**PROBLEM STATEMENT:**
The data below is to be returned in full and exactly.

**PROVIDED RECORDS:**
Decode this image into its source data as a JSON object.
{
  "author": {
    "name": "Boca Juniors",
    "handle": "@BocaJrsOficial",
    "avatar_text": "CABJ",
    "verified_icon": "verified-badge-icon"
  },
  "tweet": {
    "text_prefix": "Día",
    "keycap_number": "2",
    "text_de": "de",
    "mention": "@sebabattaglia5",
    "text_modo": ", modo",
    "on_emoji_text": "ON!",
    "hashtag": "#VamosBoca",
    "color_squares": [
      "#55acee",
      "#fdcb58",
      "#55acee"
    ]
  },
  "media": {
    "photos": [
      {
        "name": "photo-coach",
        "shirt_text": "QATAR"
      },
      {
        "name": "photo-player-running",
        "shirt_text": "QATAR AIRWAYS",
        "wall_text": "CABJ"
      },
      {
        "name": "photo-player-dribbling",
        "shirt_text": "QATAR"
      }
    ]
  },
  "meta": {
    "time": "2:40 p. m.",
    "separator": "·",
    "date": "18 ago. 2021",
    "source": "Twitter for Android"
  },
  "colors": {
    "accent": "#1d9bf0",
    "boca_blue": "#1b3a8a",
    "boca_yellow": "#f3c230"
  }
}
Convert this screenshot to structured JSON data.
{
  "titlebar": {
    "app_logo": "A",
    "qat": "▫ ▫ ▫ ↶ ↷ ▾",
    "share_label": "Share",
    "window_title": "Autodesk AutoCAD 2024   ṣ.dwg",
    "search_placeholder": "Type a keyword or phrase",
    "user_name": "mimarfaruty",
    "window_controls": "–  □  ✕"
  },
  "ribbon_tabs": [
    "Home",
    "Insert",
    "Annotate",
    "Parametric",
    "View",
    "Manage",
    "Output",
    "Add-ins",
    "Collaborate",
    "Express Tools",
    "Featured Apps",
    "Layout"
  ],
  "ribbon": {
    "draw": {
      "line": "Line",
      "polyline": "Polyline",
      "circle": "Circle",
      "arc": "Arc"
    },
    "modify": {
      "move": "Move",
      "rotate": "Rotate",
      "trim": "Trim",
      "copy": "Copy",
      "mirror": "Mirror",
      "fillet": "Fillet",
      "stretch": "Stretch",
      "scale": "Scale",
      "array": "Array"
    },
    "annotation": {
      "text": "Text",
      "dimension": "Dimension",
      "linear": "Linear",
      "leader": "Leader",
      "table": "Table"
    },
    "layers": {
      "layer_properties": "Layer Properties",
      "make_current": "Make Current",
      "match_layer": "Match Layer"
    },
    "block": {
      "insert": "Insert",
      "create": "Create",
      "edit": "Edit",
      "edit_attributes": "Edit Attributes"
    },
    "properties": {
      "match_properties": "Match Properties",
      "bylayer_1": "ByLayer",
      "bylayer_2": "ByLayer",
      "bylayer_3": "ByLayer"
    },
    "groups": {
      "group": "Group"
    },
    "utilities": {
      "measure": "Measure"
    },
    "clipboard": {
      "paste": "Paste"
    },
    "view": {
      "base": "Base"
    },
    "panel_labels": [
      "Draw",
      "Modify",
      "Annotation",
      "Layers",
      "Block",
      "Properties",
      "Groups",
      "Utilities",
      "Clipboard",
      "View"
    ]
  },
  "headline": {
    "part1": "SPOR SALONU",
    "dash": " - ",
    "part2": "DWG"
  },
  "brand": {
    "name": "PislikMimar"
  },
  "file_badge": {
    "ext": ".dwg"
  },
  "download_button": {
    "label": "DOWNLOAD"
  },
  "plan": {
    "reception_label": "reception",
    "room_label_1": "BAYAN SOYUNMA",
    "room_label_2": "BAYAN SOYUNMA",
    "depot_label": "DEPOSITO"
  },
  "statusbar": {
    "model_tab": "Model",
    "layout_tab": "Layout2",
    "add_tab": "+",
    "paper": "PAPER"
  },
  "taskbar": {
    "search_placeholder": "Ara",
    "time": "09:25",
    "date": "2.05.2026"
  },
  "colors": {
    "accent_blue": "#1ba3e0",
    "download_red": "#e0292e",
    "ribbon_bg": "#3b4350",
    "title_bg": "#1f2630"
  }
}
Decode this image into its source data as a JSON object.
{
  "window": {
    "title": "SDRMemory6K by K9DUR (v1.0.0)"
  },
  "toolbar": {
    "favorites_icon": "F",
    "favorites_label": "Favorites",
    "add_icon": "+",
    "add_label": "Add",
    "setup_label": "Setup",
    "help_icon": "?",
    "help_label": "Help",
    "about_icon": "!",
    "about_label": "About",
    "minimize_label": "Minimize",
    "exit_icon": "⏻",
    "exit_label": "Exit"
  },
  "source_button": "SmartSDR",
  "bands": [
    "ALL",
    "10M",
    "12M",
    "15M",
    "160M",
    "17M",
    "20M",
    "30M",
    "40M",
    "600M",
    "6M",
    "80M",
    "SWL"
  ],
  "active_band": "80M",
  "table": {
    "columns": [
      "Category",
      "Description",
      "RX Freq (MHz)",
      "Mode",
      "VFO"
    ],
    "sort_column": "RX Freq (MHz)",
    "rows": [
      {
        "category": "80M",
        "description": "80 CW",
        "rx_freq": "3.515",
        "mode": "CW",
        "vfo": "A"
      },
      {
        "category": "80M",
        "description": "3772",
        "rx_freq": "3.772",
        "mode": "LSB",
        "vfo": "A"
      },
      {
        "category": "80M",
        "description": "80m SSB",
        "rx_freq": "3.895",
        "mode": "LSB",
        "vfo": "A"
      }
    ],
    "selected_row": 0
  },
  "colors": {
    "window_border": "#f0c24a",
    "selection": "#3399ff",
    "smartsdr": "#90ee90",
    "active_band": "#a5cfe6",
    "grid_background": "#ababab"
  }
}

**EXERCISE SOLUTION:**
Decode this image into its source data as a JSON object.
{
  "author": {
    "name": "Boca Juniors",
    "handle": "@BocaJrsOficial",
    "avatar_text": "CABJ",
    "verified_icon": "verified-badge-icon"
  },
  "tweet": {
    "text_prefix": "Día",
    "keycap_number": "2",
    "text_de": "de",
    "mention": "@sebabattaglia5",
    "text_modo": ", modo",
    "on_emoji_text": "ON!",
    "hashtag": "#VamosBoca",
    "color_squares": [
      "#55acee",
      "#fdcb58",
      "#55acee"
    ]
  },
  "media": {
    "photos": [
      {
        "name": "photo-coach",
        "shirt_text": "QATAR"
      },
      {
        "name": "photo-player-running",
        "shirt_text": "QATAR AIRWAYS",
        "wall_text": "CABJ"
      },
      {
        "name": "photo-player-dribbling",
        "shirt_text": "QATAR"
      }
    ]
  },
  "meta": {
    "time": "2:40 p. m.",
    "separator": "·",
    "date": "18 ago. 2021",
    "source": "Twitter for Android"
  },
  "colors": {
    "accent": "#1d9bf0",
    "boca_blue": "#1b3a8a",
    "boca_yellow": "#f3c230"
  }
}
Convert this screenshot to structured JSON data.
{
  "titlebar": {
    "app_logo": "A",
    "qat": "▫ ▫ ▫ ↶ ↷ ▾",
    "share_label": "Share",
    "window_title": "Autodesk AutoCAD 2024   ṣ.dwg",
    "search_placeholder": "Type a keyword or phrase",
    "user_name": "mimarfaruty",
    "window_controls": "–  □  ✕"
  },
  "ribbon_tabs": [
    "Home",
    "Insert",
    "Annotate",
    "Parametric",
    "View",
    "Manage",
    "Output",
    "Add-ins",
    "Collaborate",
    "Express Tools",
    "Featured Apps",
    "Layout"
  ],
  "ribbon": {
    "draw": {
      "line": "Line",
      "polyline": "Polyline",
      "circle": "Circle",
      "arc": "Arc"
    },
    "modify": {
      "move": "Move",
      "rotate": "Rotate",
      "trim": "Trim",
      "copy": "Copy",
      "mirror": "Mirror",
      "fillet": "Fillet",
      "stretch": "Stretch",
      "scale": "Scale",
      "array": "Array"
    },
    "annotation": {
      "text": "Text",
      "dimension": "Dimension",
      "linear": "Linear",
      "leader": "Leader",
      "table": "Table"
    },
    "layers": {
      "layer_properties": "Layer Properties",
      "make_current": "Make Current",
      "match_layer": "Match Layer"
    },
    "block": {
      "insert": "Insert",
      "create": "Create",
      "edit": "Edit",
      "edit_attributes": "Edit Attributes"
    },
    "properties": {
      "match_properties": "Match Properties",
      "bylayer_1": "ByLayer",
      "bylayer_2": "ByLayer",
      "bylayer_3": "ByLayer"
    },
    "groups": {
      "group": "Group"
    },
    "utilities": {
      "measure": "Measure"
    },
    "clipboard": {
      "paste": "Paste"
    },
    "view": {
      "base": "Base"
    },
    "panel_labels": [
      "Draw",
      "Modify",
      "Annotation",
      "Layers",
      "Block",
      "Properties",
      "Groups",
      "Utilities",
      "Clipboard",
      "View"
    ]
  },
  "headline": {
    "part1": "SPOR SALONU",
    "dash": " - ",
    "part2": "DWG"
  },
  "brand": {
    "name": "PislikMimar"
  },
  "file_badge": {
    "ext": ".dwg"
  },
  "download_button": {
    "label": "DOWNLOAD"
  },
  "plan": {
    "reception_label": "reception",
    "room_label_1": "BAYAN SOYUNMA",
    "room_label_2": "BAYAN SOYUNMA",
    "depot_label": "DEPOSITO"
  },
  "statusbar": {
    "model_tab": "Model",
    "layout_tab": "Layout2",
    "add_tab": "+",
    "paper": "PAPER"
  },
  "taskbar": {
    "search_placeholder": "Ara",
    "time": "09:25",
    "date": "2.05.2026"
  },
  "colors": {
    "accent_blue": "#1ba3e0",
    "download_red": "#e0292e",
    "ribbon_bg": "#3b4350",
    "title_bg": "#1f2630"
  }
}
Decode this image into its source data as a JSON object.
{
  "window": {
    "title": "SDRMemory6K by K9DUR (v1.0.0)"
  },
  "toolbar": {
    "favorites_icon": "F",
    "favorites_label": "Favorites",
    "add_icon": "+",
    "add_label": "Add",
    "setup_label": "Setup",
    "help_icon": "?",
    "help_label": "Help",
    "about_icon": "!",
    "about_label": "About",
    "minimize_label": "Minimize",
    "exit_icon": "⏻",
    "exit_label": "Exit"
  },
  "source_button": "SmartSDR",
  "bands": [
    "ALL",
    "10M",
    "12M",
    "15M",
    "160M",
    "17M",
    "20M",
    "30M",
    "40M",
    "600M",
    "6M",
    "80M",
    "SWL"
  ],
  "active_band": "80M",
  "table": {
    "columns": [
      "Category",
      "Description",
      "RX Freq (MHz)",
      "Mode",
      "VFO"
    ],
    "sort_column": "RX Freq (MHz)",
    "rows": [
      {
        "category": "80M",
        "description": "80 CW",
        "rx_freq": "3.515",
        "mode": "CW",
        "vfo": "A"
      },
      {
        "category": "80M",
        "description": "3772",
        "rx_freq": "3.772",
        "mode": "LSB",
        "vfo": "A"
      },
      {
        "category": "80M",
        "description": "80m SSB",
        "rx_freq": "3.895",
        "mode": "LSB",
        "vfo": "A"
      }
    ],
    "selected_row": 0
  },
  "colors": {
    "window_border": "#f0c24a",
    "selection": "#3399ff",
    "smartsdr": "#90ee90",
    "active_band": "#a5cfe6",
    "grid_background": "#ababab"
  }
}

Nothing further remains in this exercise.